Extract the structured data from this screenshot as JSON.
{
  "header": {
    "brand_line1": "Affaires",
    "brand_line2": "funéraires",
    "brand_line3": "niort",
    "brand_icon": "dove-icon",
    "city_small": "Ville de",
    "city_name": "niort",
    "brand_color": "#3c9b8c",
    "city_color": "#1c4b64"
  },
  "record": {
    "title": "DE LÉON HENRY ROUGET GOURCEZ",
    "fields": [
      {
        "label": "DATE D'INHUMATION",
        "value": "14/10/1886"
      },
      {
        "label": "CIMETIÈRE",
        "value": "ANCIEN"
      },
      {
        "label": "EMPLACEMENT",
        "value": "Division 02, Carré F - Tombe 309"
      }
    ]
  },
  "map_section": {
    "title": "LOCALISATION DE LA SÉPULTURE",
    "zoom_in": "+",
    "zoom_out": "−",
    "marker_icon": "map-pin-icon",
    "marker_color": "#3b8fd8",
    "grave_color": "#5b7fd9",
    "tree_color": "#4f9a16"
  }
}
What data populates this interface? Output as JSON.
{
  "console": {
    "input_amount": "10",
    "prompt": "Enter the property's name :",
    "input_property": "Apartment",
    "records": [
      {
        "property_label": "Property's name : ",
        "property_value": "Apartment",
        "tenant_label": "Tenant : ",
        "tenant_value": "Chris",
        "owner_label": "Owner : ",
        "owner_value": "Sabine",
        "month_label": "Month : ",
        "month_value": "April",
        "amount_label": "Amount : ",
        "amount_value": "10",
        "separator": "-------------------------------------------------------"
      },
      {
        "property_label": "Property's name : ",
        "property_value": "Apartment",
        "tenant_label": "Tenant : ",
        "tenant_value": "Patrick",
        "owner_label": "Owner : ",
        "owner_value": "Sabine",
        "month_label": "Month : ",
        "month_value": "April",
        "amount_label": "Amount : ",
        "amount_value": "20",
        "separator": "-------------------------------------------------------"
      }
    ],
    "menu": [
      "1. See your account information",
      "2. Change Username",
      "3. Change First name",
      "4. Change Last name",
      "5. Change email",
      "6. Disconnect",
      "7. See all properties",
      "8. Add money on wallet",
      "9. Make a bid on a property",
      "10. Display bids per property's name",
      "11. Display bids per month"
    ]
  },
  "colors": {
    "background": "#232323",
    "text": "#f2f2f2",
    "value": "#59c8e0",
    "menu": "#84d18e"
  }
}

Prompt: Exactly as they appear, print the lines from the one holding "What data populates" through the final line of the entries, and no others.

Reply:
What data populates this interface? Output as JSON.
{
  "console": {
    "input_amount": "10",
    "prompt": "Enter the property's name :",
    "input_property": "Apartment",
    "records": [
      {
        "property_label": "Property's name : ",
        "property_value": "Apartment",
        "tenant_label": "Tenant : ",
        "tenant_value": "Chris",
        "owner_label": "Owner : ",
        "owner_value": "Sabine",
        "month_label": "Month : ",
        "month_value": "April",
        "amount_label": "Amount : ",
        "amount_value": "10",
        "separator": "-------------------------------------------------------"
      },
      {
        "property_label": "Property's name : ",
        "property_value": "Apartment",
        "tenant_label": "Tenant : ",
        "tenant_value": "Patrick",
        "owner_label": "Owner : ",
        "owner_value": "Sabine",
        "month_label": "Month : ",
        "month_value": "April",
        "amount_label": "Amount : ",
        "amount_value": "20",
        "separator": "-------------------------------------------------------"
      }
    ],
    "menu": [
      "1. See your account information",
      "2. Change Username",
      "3. Change First name",
      "4. Change Last name",
      "5. Change email",
      "6. Disconnect",
      "7. See all properties",
      "8. Add money on wallet",
      "9. Make a bid on a property",
      "10. Display bids per property's name",
      "11. Display bids per month"
    ]
  },
  "colors": {
    "background": "#232323",
    "text": "#f2f2f2",
    "value": "#59c8e0",
    "menu": "#84d18e"
  }
}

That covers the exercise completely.